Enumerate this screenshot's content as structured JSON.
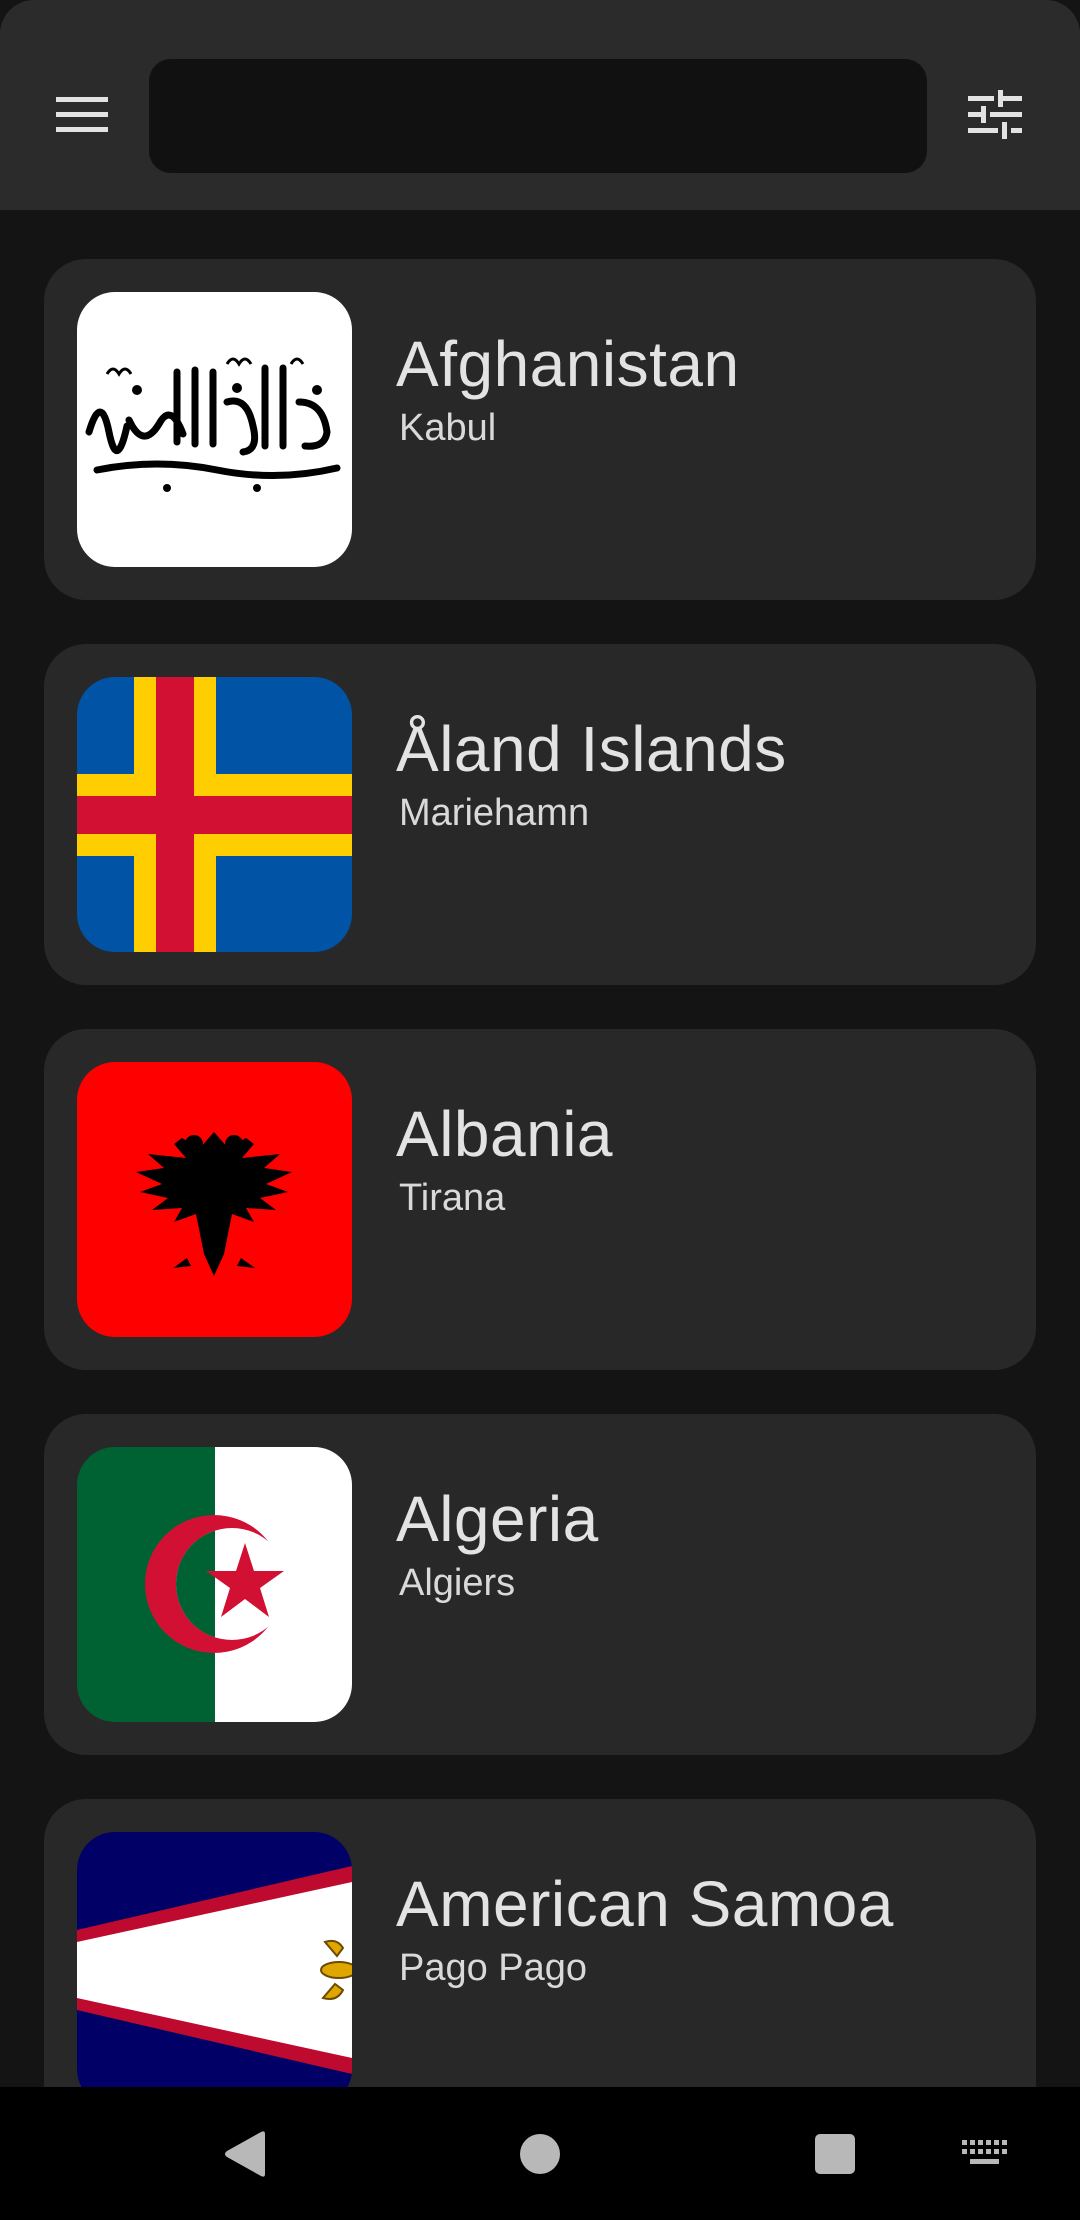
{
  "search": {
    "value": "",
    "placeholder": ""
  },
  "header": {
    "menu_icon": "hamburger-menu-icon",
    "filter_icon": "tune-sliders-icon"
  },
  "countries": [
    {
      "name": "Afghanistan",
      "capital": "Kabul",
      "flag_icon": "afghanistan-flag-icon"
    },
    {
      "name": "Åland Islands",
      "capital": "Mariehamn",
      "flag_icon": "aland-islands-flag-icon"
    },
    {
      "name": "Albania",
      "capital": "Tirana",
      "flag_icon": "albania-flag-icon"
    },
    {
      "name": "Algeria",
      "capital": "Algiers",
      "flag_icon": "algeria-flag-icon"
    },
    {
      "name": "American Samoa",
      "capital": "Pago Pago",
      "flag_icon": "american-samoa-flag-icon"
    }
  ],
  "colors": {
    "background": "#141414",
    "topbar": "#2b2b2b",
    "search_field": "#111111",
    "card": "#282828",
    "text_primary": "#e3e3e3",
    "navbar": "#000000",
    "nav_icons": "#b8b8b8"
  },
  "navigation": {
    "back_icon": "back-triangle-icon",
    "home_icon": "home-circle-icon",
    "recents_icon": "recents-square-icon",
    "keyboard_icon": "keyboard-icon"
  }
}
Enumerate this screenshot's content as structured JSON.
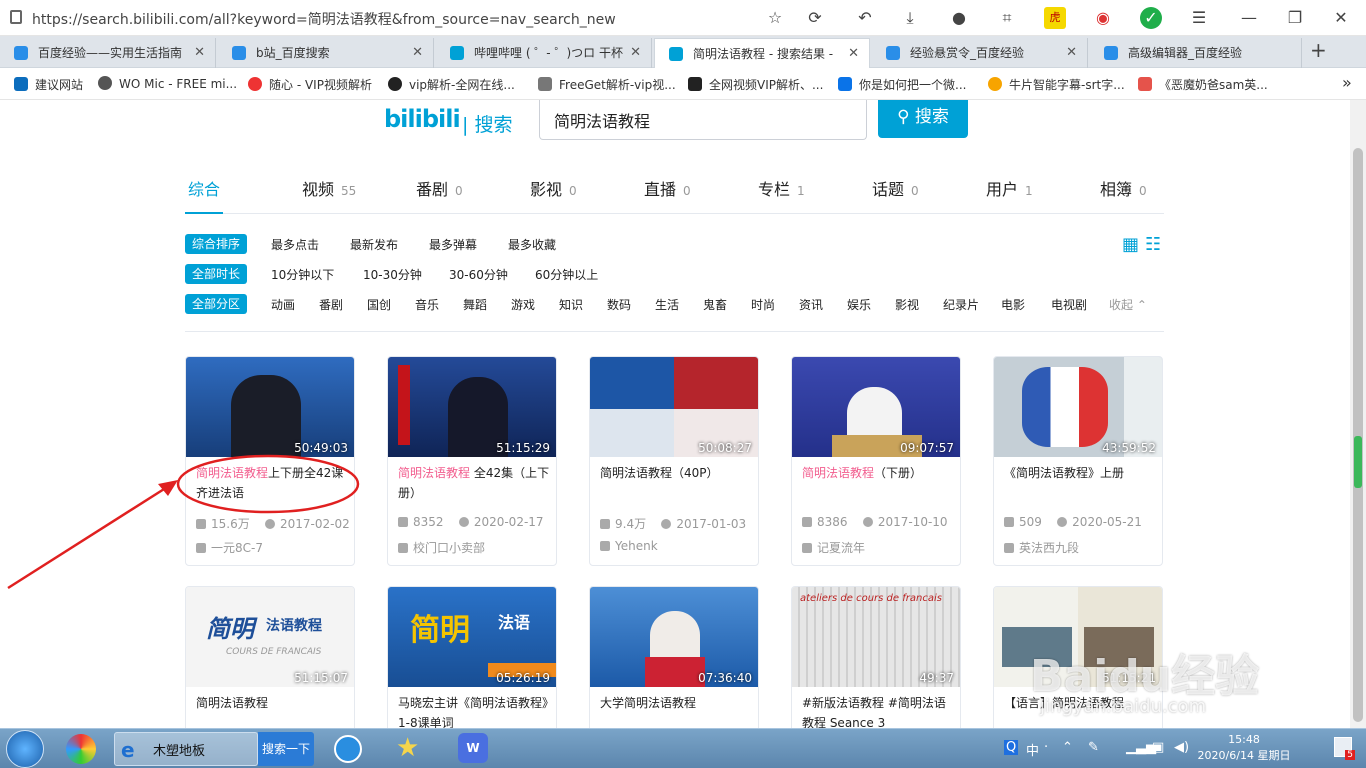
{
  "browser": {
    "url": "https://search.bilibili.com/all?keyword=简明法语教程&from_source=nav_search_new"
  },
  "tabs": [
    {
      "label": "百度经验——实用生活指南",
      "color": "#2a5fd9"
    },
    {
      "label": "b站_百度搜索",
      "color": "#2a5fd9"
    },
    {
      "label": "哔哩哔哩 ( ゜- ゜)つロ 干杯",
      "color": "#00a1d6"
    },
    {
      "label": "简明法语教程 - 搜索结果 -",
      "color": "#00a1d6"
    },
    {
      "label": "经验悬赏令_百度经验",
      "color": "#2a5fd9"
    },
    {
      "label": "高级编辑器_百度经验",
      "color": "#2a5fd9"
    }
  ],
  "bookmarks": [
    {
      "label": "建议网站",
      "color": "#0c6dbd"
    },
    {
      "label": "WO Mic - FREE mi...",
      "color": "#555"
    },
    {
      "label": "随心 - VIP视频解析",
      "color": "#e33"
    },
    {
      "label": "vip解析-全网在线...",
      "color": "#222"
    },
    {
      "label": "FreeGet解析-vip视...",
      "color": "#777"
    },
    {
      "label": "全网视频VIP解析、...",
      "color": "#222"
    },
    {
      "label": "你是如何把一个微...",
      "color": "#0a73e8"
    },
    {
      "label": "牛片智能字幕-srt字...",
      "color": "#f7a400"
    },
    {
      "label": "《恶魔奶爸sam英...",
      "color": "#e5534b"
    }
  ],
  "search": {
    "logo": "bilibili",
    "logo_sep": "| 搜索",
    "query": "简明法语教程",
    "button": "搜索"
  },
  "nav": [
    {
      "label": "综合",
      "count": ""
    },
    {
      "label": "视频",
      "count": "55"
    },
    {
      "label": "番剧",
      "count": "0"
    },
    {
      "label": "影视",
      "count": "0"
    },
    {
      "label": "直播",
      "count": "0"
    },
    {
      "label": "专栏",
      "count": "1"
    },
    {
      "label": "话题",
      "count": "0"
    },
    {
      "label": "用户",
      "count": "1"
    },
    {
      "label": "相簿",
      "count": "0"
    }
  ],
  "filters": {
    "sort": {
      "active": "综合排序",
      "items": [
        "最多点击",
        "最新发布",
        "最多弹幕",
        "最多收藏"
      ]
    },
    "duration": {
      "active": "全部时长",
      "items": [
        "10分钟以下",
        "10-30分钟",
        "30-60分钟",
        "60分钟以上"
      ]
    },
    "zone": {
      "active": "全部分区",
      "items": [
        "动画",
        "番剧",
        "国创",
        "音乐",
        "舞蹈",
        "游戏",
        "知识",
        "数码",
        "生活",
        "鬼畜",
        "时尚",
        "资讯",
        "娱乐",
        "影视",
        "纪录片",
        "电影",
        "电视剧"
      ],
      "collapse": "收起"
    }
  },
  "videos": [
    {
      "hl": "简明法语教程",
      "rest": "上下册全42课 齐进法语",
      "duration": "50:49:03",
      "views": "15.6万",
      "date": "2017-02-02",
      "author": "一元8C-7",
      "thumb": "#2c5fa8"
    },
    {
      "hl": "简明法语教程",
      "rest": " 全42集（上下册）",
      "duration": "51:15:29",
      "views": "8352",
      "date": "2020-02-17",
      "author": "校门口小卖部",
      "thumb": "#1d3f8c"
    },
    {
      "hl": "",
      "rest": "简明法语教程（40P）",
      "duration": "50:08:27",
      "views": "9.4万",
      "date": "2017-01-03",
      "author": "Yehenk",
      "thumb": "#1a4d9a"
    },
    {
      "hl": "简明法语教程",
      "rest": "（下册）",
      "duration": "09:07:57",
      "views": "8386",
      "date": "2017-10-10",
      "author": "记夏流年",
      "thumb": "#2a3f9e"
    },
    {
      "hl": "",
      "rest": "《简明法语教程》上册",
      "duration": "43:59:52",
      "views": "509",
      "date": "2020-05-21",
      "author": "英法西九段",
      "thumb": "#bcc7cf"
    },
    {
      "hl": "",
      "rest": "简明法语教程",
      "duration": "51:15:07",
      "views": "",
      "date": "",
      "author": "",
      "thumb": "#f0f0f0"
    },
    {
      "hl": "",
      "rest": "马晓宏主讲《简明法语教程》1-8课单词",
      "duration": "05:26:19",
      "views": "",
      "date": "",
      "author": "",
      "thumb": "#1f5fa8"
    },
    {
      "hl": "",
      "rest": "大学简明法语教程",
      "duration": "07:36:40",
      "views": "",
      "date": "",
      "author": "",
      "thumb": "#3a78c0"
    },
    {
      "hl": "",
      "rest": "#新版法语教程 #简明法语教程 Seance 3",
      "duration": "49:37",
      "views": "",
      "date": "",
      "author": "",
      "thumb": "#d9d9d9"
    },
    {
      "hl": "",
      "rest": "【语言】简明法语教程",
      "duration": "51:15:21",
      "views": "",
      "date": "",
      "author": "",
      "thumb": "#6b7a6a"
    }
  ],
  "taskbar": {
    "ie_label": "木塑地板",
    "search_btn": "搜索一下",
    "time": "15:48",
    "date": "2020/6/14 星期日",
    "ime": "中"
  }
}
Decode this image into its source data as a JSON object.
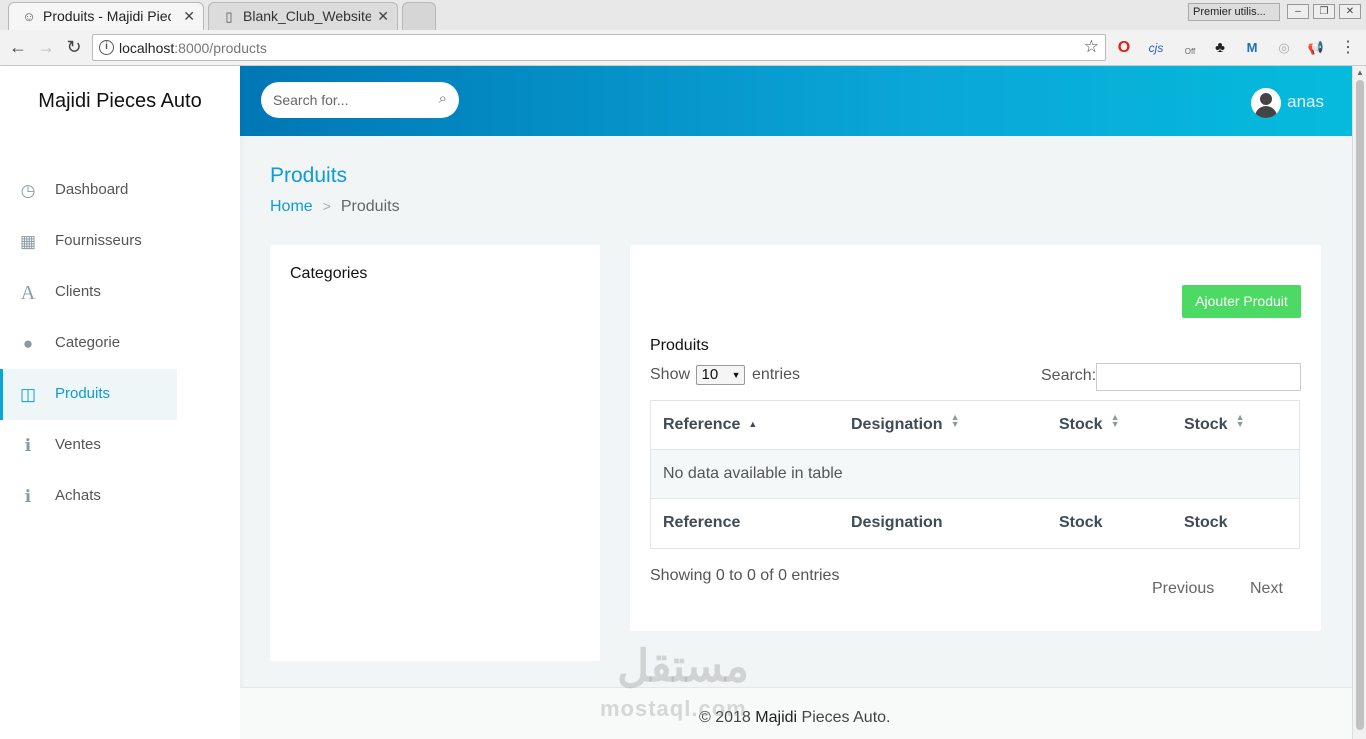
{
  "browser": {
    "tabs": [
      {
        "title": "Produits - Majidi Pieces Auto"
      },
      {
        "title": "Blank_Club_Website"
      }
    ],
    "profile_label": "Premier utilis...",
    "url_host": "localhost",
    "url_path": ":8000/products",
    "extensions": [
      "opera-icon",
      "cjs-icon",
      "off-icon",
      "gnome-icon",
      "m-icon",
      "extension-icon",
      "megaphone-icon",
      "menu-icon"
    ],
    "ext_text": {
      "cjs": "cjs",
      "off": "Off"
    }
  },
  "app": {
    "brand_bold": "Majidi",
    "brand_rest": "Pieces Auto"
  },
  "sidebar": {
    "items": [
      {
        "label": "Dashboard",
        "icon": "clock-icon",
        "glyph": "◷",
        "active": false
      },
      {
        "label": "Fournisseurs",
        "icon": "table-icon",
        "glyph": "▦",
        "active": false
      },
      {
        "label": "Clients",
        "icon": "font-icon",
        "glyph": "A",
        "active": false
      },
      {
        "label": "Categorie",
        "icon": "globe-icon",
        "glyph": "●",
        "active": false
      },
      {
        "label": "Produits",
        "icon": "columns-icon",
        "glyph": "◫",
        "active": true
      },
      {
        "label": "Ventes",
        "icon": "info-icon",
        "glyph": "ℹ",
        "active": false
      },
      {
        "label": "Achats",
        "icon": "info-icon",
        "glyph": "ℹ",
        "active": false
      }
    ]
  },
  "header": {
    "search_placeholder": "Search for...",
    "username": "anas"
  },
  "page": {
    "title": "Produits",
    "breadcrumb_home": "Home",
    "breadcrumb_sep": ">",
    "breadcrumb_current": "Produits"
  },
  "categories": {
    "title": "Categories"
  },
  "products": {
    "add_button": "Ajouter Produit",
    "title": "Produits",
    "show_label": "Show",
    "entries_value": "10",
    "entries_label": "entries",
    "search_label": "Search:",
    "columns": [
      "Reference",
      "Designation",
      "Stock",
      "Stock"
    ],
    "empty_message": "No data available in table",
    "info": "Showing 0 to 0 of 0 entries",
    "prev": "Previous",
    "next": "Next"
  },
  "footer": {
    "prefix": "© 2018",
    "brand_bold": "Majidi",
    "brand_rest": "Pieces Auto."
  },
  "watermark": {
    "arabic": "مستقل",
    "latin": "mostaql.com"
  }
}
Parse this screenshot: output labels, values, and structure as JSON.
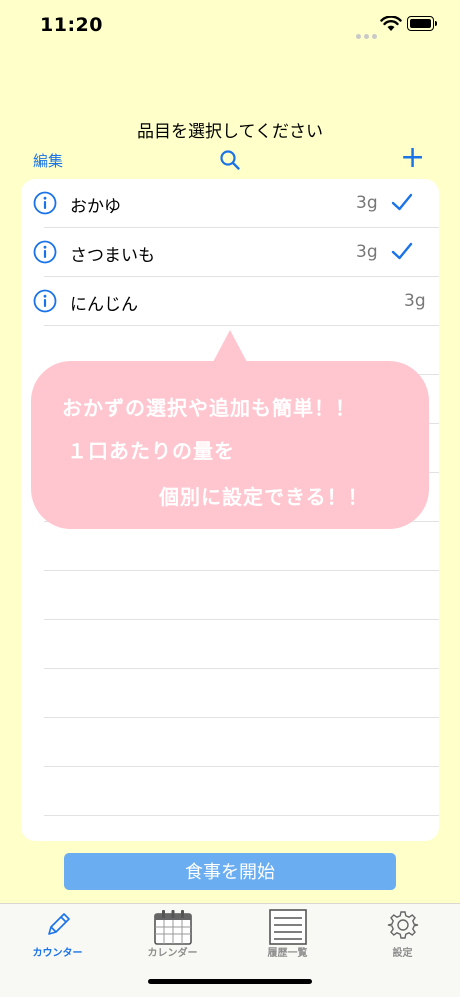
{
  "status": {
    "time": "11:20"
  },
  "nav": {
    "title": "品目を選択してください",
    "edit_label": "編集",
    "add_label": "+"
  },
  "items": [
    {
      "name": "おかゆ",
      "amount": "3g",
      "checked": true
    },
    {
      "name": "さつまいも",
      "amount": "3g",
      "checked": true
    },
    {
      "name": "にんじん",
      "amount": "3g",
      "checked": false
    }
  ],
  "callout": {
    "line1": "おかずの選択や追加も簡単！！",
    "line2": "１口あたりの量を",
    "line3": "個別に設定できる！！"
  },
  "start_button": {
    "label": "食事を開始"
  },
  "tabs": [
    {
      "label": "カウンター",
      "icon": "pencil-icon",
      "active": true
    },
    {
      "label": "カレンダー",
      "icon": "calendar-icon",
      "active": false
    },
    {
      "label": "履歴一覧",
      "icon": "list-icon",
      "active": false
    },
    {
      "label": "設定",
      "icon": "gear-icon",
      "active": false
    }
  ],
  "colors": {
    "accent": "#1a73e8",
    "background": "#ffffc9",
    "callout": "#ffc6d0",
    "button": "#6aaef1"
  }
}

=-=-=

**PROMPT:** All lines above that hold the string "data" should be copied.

**RESULT OF THIS EXERCISE:**
Decode this image into its source data as a JSON object.
    "empty_message": "No data available in table",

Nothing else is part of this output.